The Dow is down slightly as a result of a disappointing Consumer Confidence Index. As of 1:20 p.m. EST, the Dow Jones Industrial Average (DJINDICES:^DJI) is up a meager six points to 13,602. The S&P 500 (SNPINDEX:^GSPC) sits at breakeven.
In today's sole economic release, the University of Michigan Consumer Sentiment Index fell to 71.3, falling short of December's 72.9 as well as analyst expectations of 74.2. This is the index's lowest level since December 2011. Consumers have remained pessimistic as Congress continues to bicker over spending. The government hit the debt ceiling a little more than two weeks ago and expects to run out of money by Feb. 15. If recent history repeats itself, Congress will not come up with a solution until the very last minute.
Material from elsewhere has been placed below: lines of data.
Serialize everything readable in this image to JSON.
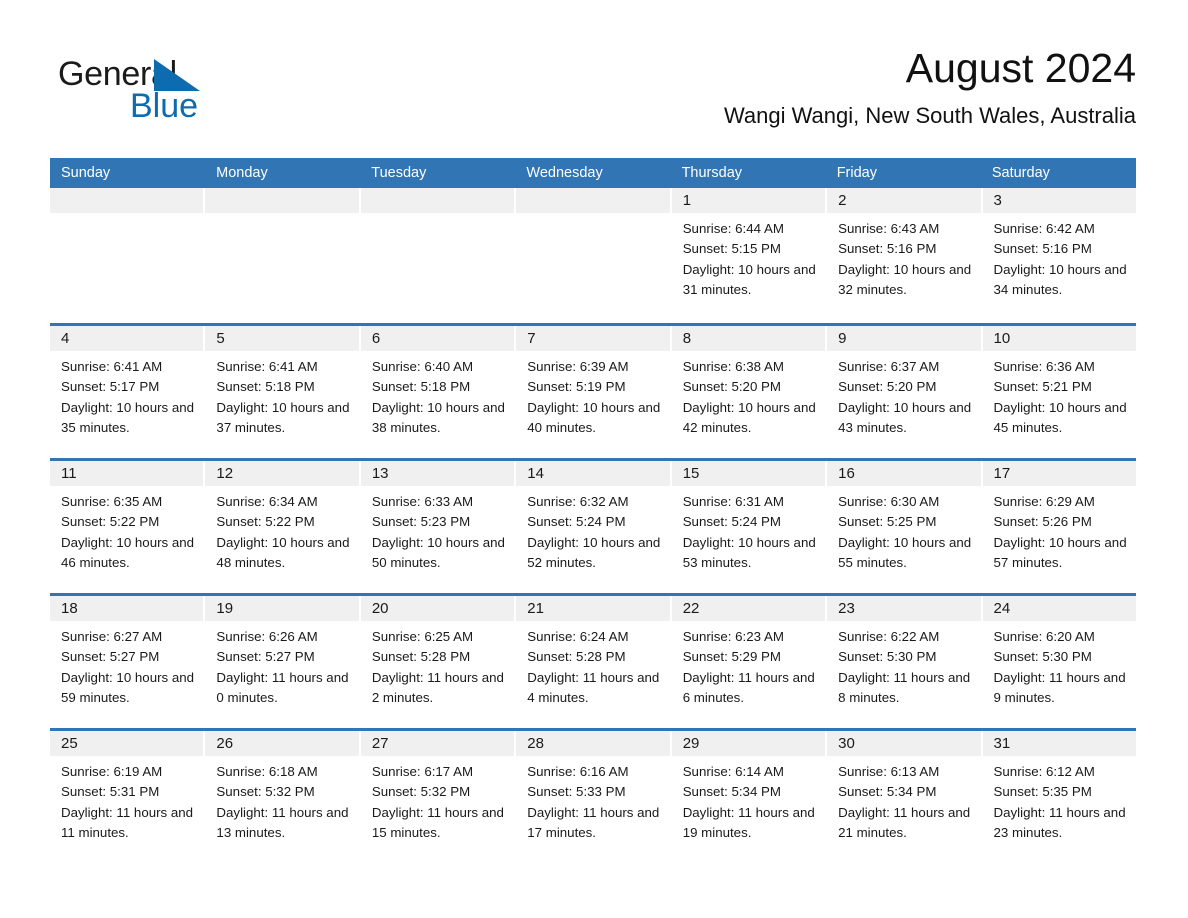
{
  "brand": {
    "name_part1": "General",
    "name_part2": "Blue",
    "triangle_icon": "triangle-icon",
    "accent_color": "#0d6bb0"
  },
  "header": {
    "title": "August 2024",
    "location": "Wangi Wangi, New South Wales, Australia"
  },
  "calendar": {
    "header_color": "#3175b4",
    "weekdays": [
      "Sunday",
      "Monday",
      "Tuesday",
      "Wednesday",
      "Thursday",
      "Friday",
      "Saturday"
    ],
    "weeks": [
      [
        {
          "day": "",
          "empty": true
        },
        {
          "day": "",
          "empty": true
        },
        {
          "day": "",
          "empty": true
        },
        {
          "day": "",
          "empty": true
        },
        {
          "day": "1",
          "sunrise": "Sunrise: 6:44 AM",
          "sunset": "Sunset: 5:15 PM",
          "daylight": "Daylight: 10 hours and 31 minutes."
        },
        {
          "day": "2",
          "sunrise": "Sunrise: 6:43 AM",
          "sunset": "Sunset: 5:16 PM",
          "daylight": "Daylight: 10 hours and 32 minutes."
        },
        {
          "day": "3",
          "sunrise": "Sunrise: 6:42 AM",
          "sunset": "Sunset: 5:16 PM",
          "daylight": "Daylight: 10 hours and 34 minutes."
        }
      ],
      [
        {
          "day": "4",
          "sunrise": "Sunrise: 6:41 AM",
          "sunset": "Sunset: 5:17 PM",
          "daylight": "Daylight: 10 hours and 35 minutes."
        },
        {
          "day": "5",
          "sunrise": "Sunrise: 6:41 AM",
          "sunset": "Sunset: 5:18 PM",
          "daylight": "Daylight: 10 hours and 37 minutes."
        },
        {
          "day": "6",
          "sunrise": "Sunrise: 6:40 AM",
          "sunset": "Sunset: 5:18 PM",
          "daylight": "Daylight: 10 hours and 38 minutes."
        },
        {
          "day": "7",
          "sunrise": "Sunrise: 6:39 AM",
          "sunset": "Sunset: 5:19 PM",
          "daylight": "Daylight: 10 hours and 40 minutes."
        },
        {
          "day": "8",
          "sunrise": "Sunrise: 6:38 AM",
          "sunset": "Sunset: 5:20 PM",
          "daylight": "Daylight: 10 hours and 42 minutes."
        },
        {
          "day": "9",
          "sunrise": "Sunrise: 6:37 AM",
          "sunset": "Sunset: 5:20 PM",
          "daylight": "Daylight: 10 hours and 43 minutes."
        },
        {
          "day": "10",
          "sunrise": "Sunrise: 6:36 AM",
          "sunset": "Sunset: 5:21 PM",
          "daylight": "Daylight: 10 hours and 45 minutes."
        }
      ],
      [
        {
          "day": "11",
          "sunrise": "Sunrise: 6:35 AM",
          "sunset": "Sunset: 5:22 PM",
          "daylight": "Daylight: 10 hours and 46 minutes."
        },
        {
          "day": "12",
          "sunrise": "Sunrise: 6:34 AM",
          "sunset": "Sunset: 5:22 PM",
          "daylight": "Daylight: 10 hours and 48 minutes."
        },
        {
          "day": "13",
          "sunrise": "Sunrise: 6:33 AM",
          "sunset": "Sunset: 5:23 PM",
          "daylight": "Daylight: 10 hours and 50 minutes."
        },
        {
          "day": "14",
          "sunrise": "Sunrise: 6:32 AM",
          "sunset": "Sunset: 5:24 PM",
          "daylight": "Daylight: 10 hours and 52 minutes."
        },
        {
          "day": "15",
          "sunrise": "Sunrise: 6:31 AM",
          "sunset": "Sunset: 5:24 PM",
          "daylight": "Daylight: 10 hours and 53 minutes."
        },
        {
          "day": "16",
          "sunrise": "Sunrise: 6:30 AM",
          "sunset": "Sunset: 5:25 PM",
          "daylight": "Daylight: 10 hours and 55 minutes."
        },
        {
          "day": "17",
          "sunrise": "Sunrise: 6:29 AM",
          "sunset": "Sunset: 5:26 PM",
          "daylight": "Daylight: 10 hours and 57 minutes."
        }
      ],
      [
        {
          "day": "18",
          "sunrise": "Sunrise: 6:27 AM",
          "sunset": "Sunset: 5:27 PM",
          "daylight": "Daylight: 10 hours and 59 minutes."
        },
        {
          "day": "19",
          "sunrise": "Sunrise: 6:26 AM",
          "sunset": "Sunset: 5:27 PM",
          "daylight": "Daylight: 11 hours and 0 minutes."
        },
        {
          "day": "20",
          "sunrise": "Sunrise: 6:25 AM",
          "sunset": "Sunset: 5:28 PM",
          "daylight": "Daylight: 11 hours and 2 minutes."
        },
        {
          "day": "21",
          "sunrise": "Sunrise: 6:24 AM",
          "sunset": "Sunset: 5:28 PM",
          "daylight": "Daylight: 11 hours and 4 minutes."
        },
        {
          "day": "22",
          "sunrise": "Sunrise: 6:23 AM",
          "sunset": "Sunset: 5:29 PM",
          "daylight": "Daylight: 11 hours and 6 minutes."
        },
        {
          "day": "23",
          "sunrise": "Sunrise: 6:22 AM",
          "sunset": "Sunset: 5:30 PM",
          "daylight": "Daylight: 11 hours and 8 minutes."
        },
        {
          "day": "24",
          "sunrise": "Sunrise: 6:20 AM",
          "sunset": "Sunset: 5:30 PM",
          "daylight": "Daylight: 11 hours and 9 minutes."
        }
      ],
      [
        {
          "day": "25",
          "sunrise": "Sunrise: 6:19 AM",
          "sunset": "Sunset: 5:31 PM",
          "daylight": "Daylight: 11 hours and 11 minutes."
        },
        {
          "day": "26",
          "sunrise": "Sunrise: 6:18 AM",
          "sunset": "Sunset: 5:32 PM",
          "daylight": "Daylight: 11 hours and 13 minutes."
        },
        {
          "day": "27",
          "sunrise": "Sunrise: 6:17 AM",
          "sunset": "Sunset: 5:32 PM",
          "daylight": "Daylight: 11 hours and 15 minutes."
        },
        {
          "day": "28",
          "sunrise": "Sunrise: 6:16 AM",
          "sunset": "Sunset: 5:33 PM",
          "daylight": "Daylight: 11 hours and 17 minutes."
        },
        {
          "day": "29",
          "sunrise": "Sunrise: 6:14 AM",
          "sunset": "Sunset: 5:34 PM",
          "daylight": "Daylight: 11 hours and 19 minutes."
        },
        {
          "day": "30",
          "sunrise": "Sunrise: 6:13 AM",
          "sunset": "Sunset: 5:34 PM",
          "daylight": "Daylight: 11 hours and 21 minutes."
        },
        {
          "day": "31",
          "sunrise": "Sunrise: 6:12 AM",
          "sunset": "Sunset: 5:35 PM",
          "daylight": "Daylight: 11 hours and 23 minutes."
        }
      ]
    ]
  }
}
Whether or not the debt ceiling is dealt with, the issue of automatic spending cuts left over from the fiscal cliff remains: When members of Congress passed the tax bill to help solve the fiscal cliff, they chose to push these cuts down the road to March 1, rather than make tough budget decisions. Therefore Congress still needs to tackle spending one way or the other, and big spending cuts will hit the economy at least in the short term.
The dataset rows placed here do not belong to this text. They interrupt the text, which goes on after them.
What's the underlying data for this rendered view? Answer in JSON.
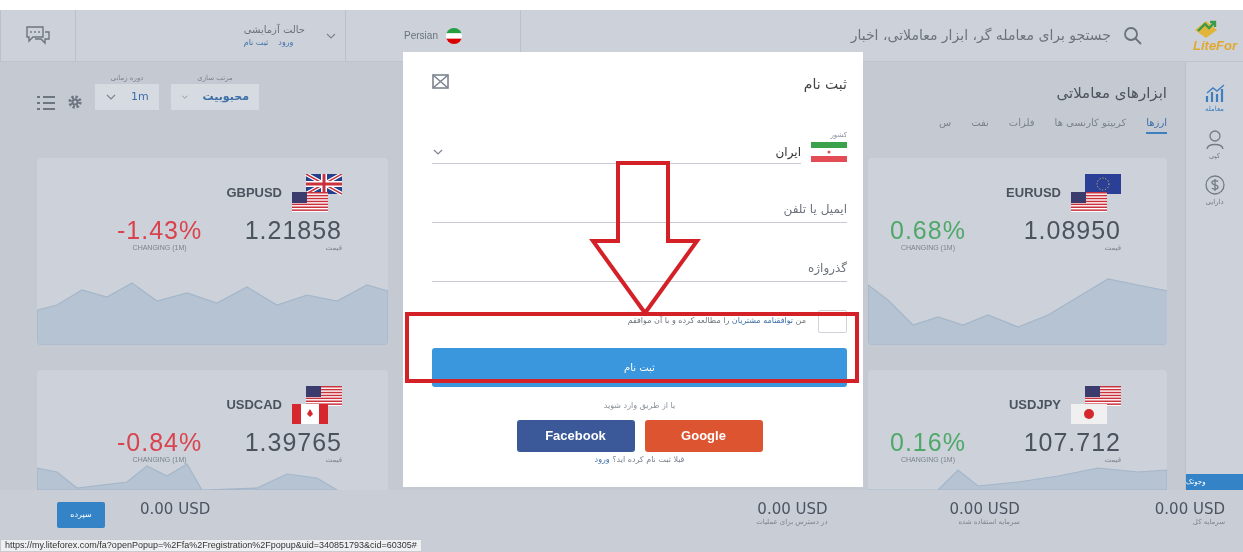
{
  "header": {
    "logo": "LiteFor",
    "search": {
      "placeholder": "جستجو برای معامله گر، ابزار معاملاتی، اخبار"
    },
    "language": "Persian",
    "account": {
      "mode": "حالت آزمایشی",
      "links": [
        "ورود",
        "ثبت نام"
      ]
    }
  },
  "sidebar": {
    "items": [
      {
        "label": "معامله",
        "selected": true
      },
      {
        "label": "کپی",
        "selected": false
      },
      {
        "label": "دارایی",
        "selected": false
      }
    ],
    "promo": "وجوتک"
  },
  "toolbar": {
    "title": "ابزارهای معاملاتی",
    "tabs": [
      {
        "label": "ارزها",
        "selected": true
      },
      {
        "label": "کریپتو کارنسی ها",
        "selected": false
      },
      {
        "label": "فلزات",
        "selected": false
      },
      {
        "label": "نفت",
        "selected": false
      },
      {
        "label": "س",
        "selected": false
      }
    ],
    "sort": {
      "label": "مرتب سازی",
      "value": "محبوبیت"
    },
    "period": {
      "label": "دوره زمانی",
      "value": "1m"
    }
  },
  "card_columns": [
    [
      {
        "pair": "EURUSD",
        "price": "1.08950",
        "price_label": "قیمت",
        "change": "0.68%",
        "change_label": "CHANGING (1M)",
        "color": "#4fa86a"
      },
      {
        "pair": "USDJPY",
        "price": "107.712",
        "price_label": "قیمت",
        "change": "0.16%",
        "change_label": "CHANGING (1M)",
        "color": "#4fa86a"
      }
    ],
    [
      {
        "pair": "GBPUSD",
        "price": "1.21858",
        "price_label": "قیمت",
        "change": "-1.43%",
        "change_label": "CHANGING (1M)",
        "color": "#d9434e"
      },
      {
        "pair": "USDCAD",
        "price": "1.39765",
        "price_label": "قیمت",
        "change": "-0.84%",
        "change_label": "CHANGING (1M)",
        "color": "#d9434e"
      }
    ]
  ],
  "bottom_bar": {
    "balances": [
      {
        "value": "0.00 USD",
        "label": "سرمایه کل"
      },
      {
        "value": "0.00 USD",
        "label": "سرمایه استفاده شده"
      },
      {
        "value": "0.00 USD",
        "label": "در دسترس برای عملیات"
      },
      {
        "value": "0.00 USD"
      }
    ],
    "deposit_button": "سپرده"
  },
  "status_url": "https://my.liteforex.com/fa?openPopup=%2Ffa%2Fregistration%2Fpopup&uid=340851793&cid=60305#",
  "modal": {
    "title": "ثبت نام",
    "country": {
      "label": "کشور",
      "value": "ایران"
    },
    "email": {
      "placeholder": "ایمیل یا تلفن"
    },
    "password": {
      "placeholder": "گذرواژه"
    },
    "agreement": {
      "checked": false,
      "before": "من ",
      "link": "توافقنامه مشتریان",
      "after": " را مطالعه کرده و با آن موافقم"
    },
    "submit": "ثبت نام",
    "social_hint": "یا از طریق وارد شوید",
    "social": [
      {
        "label": "Google",
        "color": "#dd5431"
      },
      {
        "label": "Facebook",
        "color": "#3b5998"
      }
    ],
    "login_prompt": "قبلا ثبت نام کرده اید؟",
    "login_link": "ورود"
  }
}
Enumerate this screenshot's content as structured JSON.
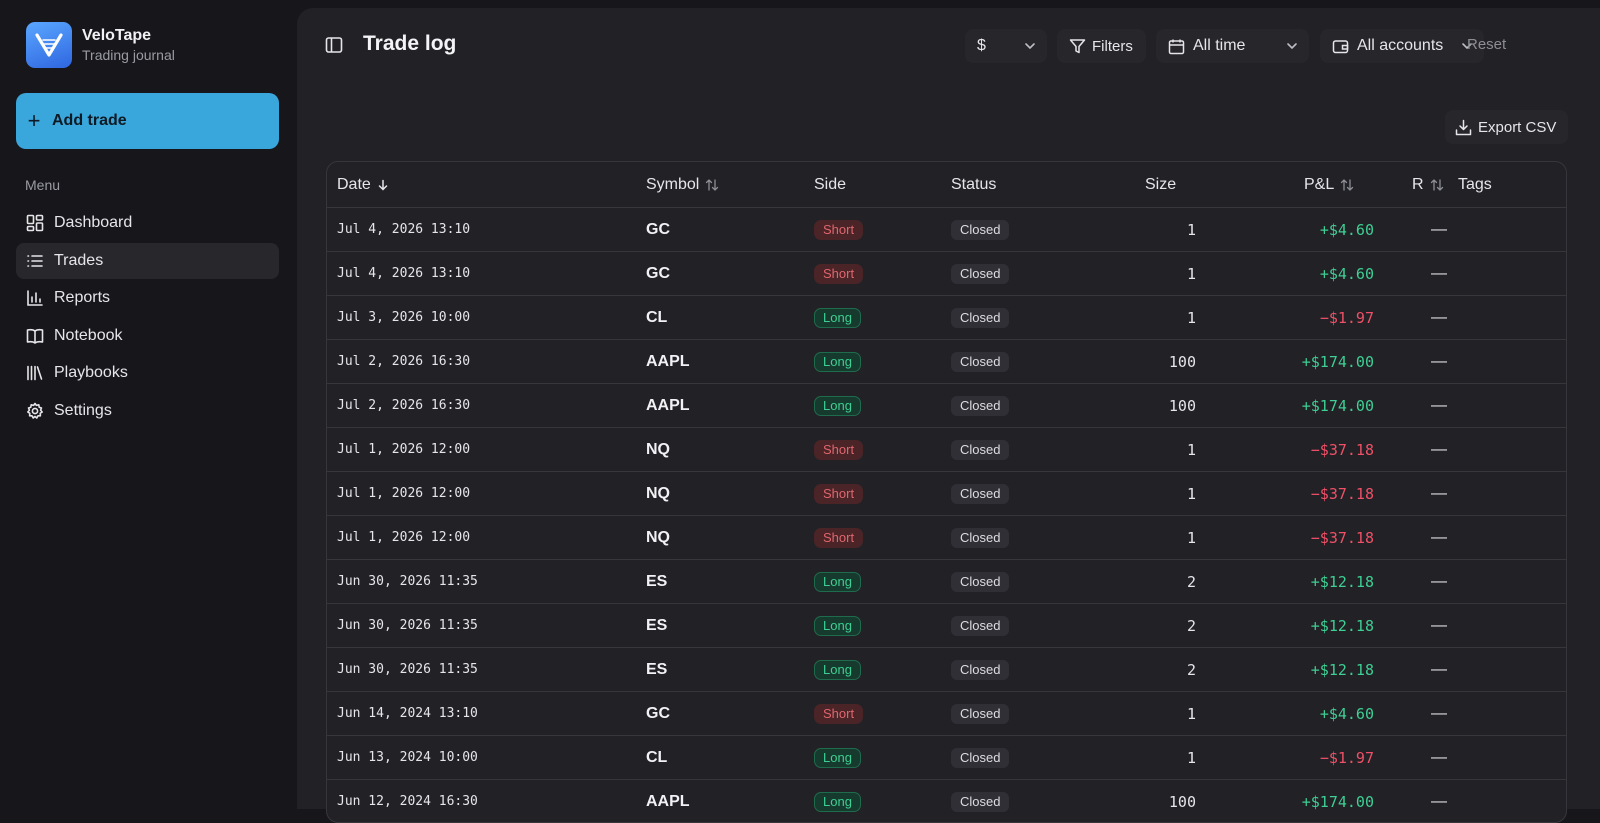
{
  "brand": {
    "name": "VeloTape",
    "subtitle": "Trading journal"
  },
  "sidebar": {
    "add_button": "Add trade",
    "menu_label": "Menu",
    "items": [
      {
        "label": "Dashboard",
        "icon": "dashboard-icon"
      },
      {
        "label": "Trades",
        "icon": "list-icon",
        "active": true
      },
      {
        "label": "Reports",
        "icon": "bar-chart-icon"
      },
      {
        "label": "Notebook",
        "icon": "book-icon"
      },
      {
        "label": "Playbooks",
        "icon": "library-icon"
      },
      {
        "label": "Settings",
        "icon": "gear-icon"
      }
    ]
  },
  "header": {
    "title": "Trade log",
    "currency": "$",
    "filters_label": "Filters",
    "range": "All time",
    "accounts": "All accounts",
    "reset_label": "Reset",
    "export_label": "Export CSV"
  },
  "table": {
    "columns": {
      "date": "Date",
      "symbol": "Symbol",
      "side": "Side",
      "status": "Status",
      "size": "Size",
      "pnl": "P&L",
      "r": "R",
      "tags": "Tags"
    },
    "rows": [
      {
        "date": "Jul 4, 2026 13:10",
        "symbol": "GC",
        "side": "Short",
        "status": "Closed",
        "size": "1",
        "pnl": "+$4.60",
        "r": "—"
      },
      {
        "date": "Jul 4, 2026 13:10",
        "symbol": "GC",
        "side": "Short",
        "status": "Closed",
        "size": "1",
        "pnl": "+$4.60",
        "r": "—"
      },
      {
        "date": "Jul 3, 2026 10:00",
        "symbol": "CL",
        "side": "Long",
        "status": "Closed",
        "size": "1",
        "pnl": "−$1.97",
        "r": "—"
      },
      {
        "date": "Jul 2, 2026 16:30",
        "symbol": "AAPL",
        "side": "Long",
        "status": "Closed",
        "size": "100",
        "pnl": "+$174.00",
        "r": "—"
      },
      {
        "date": "Jul 2, 2026 16:30",
        "symbol": "AAPL",
        "side": "Long",
        "status": "Closed",
        "size": "100",
        "pnl": "+$174.00",
        "r": "—"
      },
      {
        "date": "Jul 1, 2026 12:00",
        "symbol": "NQ",
        "side": "Short",
        "status": "Closed",
        "size": "1",
        "pnl": "−$37.18",
        "r": "—"
      },
      {
        "date": "Jul 1, 2026 12:00",
        "symbol": "NQ",
        "side": "Short",
        "status": "Closed",
        "size": "1",
        "pnl": "−$37.18",
        "r": "—"
      },
      {
        "date": "Jul 1, 2026 12:00",
        "symbol": "NQ",
        "side": "Short",
        "status": "Closed",
        "size": "1",
        "pnl": "−$37.18",
        "r": "—"
      },
      {
        "date": "Jun 30, 2026 11:35",
        "symbol": "ES",
        "side": "Long",
        "status": "Closed",
        "size": "2",
        "pnl": "+$12.18",
        "r": "—"
      },
      {
        "date": "Jun 30, 2026 11:35",
        "symbol": "ES",
        "side": "Long",
        "status": "Closed",
        "size": "2",
        "pnl": "+$12.18",
        "r": "—"
      },
      {
        "date": "Jun 30, 2026 11:35",
        "symbol": "ES",
        "side": "Long",
        "status": "Closed",
        "size": "2",
        "pnl": "+$12.18",
        "r": "—"
      },
      {
        "date": "Jun 14, 2024 13:10",
        "symbol": "GC",
        "side": "Short",
        "status": "Closed",
        "size": "1",
        "pnl": "+$4.60",
        "r": "—"
      },
      {
        "date": "Jun 13, 2024 10:00",
        "symbol": "CL",
        "side": "Long",
        "status": "Closed",
        "size": "1",
        "pnl": "−$1.97",
        "r": "—"
      },
      {
        "date": "Jun 12, 2024 16:30",
        "symbol": "AAPL",
        "side": "Long",
        "status": "Closed",
        "size": "100",
        "pnl": "+$174.00",
        "r": "—"
      }
    ]
  },
  "colors": {
    "accent": "#3aa7dc",
    "positive": "#3dcf93",
    "negative": "#ef5068",
    "panel": "#212126",
    "background": "#17171b"
  }
}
Given the downbeat economic news and no signs of progress on the debt ceiling, it's no surprise that the market has been muted today.
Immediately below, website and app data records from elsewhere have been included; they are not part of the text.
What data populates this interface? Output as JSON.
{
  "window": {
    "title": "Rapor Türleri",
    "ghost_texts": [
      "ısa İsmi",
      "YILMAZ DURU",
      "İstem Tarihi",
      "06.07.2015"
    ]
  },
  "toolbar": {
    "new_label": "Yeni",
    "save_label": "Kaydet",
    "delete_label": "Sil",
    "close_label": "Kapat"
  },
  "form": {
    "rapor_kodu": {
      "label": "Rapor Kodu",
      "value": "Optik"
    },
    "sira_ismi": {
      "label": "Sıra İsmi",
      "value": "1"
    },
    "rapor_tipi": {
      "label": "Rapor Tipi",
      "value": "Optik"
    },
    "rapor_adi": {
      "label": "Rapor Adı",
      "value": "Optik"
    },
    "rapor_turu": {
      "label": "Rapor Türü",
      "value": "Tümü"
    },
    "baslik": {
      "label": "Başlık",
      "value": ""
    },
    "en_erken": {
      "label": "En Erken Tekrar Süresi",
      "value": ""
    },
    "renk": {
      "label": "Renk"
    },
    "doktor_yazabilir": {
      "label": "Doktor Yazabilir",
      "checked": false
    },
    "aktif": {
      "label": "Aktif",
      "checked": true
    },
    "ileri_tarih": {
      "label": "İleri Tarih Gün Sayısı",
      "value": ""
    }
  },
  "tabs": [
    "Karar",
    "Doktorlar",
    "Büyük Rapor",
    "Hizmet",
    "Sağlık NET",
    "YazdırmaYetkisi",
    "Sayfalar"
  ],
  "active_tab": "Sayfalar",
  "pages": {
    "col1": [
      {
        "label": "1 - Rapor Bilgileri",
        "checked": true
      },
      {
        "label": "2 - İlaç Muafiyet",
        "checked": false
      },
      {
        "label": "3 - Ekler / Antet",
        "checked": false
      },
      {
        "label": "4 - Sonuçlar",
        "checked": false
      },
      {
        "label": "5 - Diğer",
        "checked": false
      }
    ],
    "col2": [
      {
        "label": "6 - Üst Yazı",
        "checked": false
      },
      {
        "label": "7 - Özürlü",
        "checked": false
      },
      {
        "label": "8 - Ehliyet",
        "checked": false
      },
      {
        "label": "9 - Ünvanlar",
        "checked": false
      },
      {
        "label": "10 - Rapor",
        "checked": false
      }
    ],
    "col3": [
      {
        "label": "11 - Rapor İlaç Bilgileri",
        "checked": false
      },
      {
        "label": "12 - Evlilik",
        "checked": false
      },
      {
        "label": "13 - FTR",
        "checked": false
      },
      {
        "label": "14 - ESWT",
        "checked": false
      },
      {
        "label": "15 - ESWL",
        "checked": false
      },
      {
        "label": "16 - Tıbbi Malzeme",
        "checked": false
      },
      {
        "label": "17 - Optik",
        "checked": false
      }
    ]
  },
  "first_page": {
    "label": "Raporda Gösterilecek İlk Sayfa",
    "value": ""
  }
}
Today's Dow leader
Today's Dow leader is General Electric (NYSE:GE), up 3.3%. The company reported earnings today that beat expectations across the board. GE reported earnings of $0.44 per share, beating analyst expectations of $0.43. Excluding one-time items, earnings were $0.38 per share -- a 7.5% improvement on last year's $0.35. Revenue was $39.3 billion, above analyst expectations of $38.76 billion. Also notable was a 3.5% rise in the company's backlog. Backlogs are indicative of future demand, but remember that backlogs can just as easily decline when the economy suffers.
Dan Dzombak can be found on Twitter @DanDzombak or on his Facebook page, DanDzombak. The Motley Fool owns shares of General Electric Company. Try any of our Foolish newsletter services free for 30 days. We Fools may not all hold the same opinions, but we all believe that considering a diverse range of insights makes us better investors. The Motley Fool has a disclosure policy.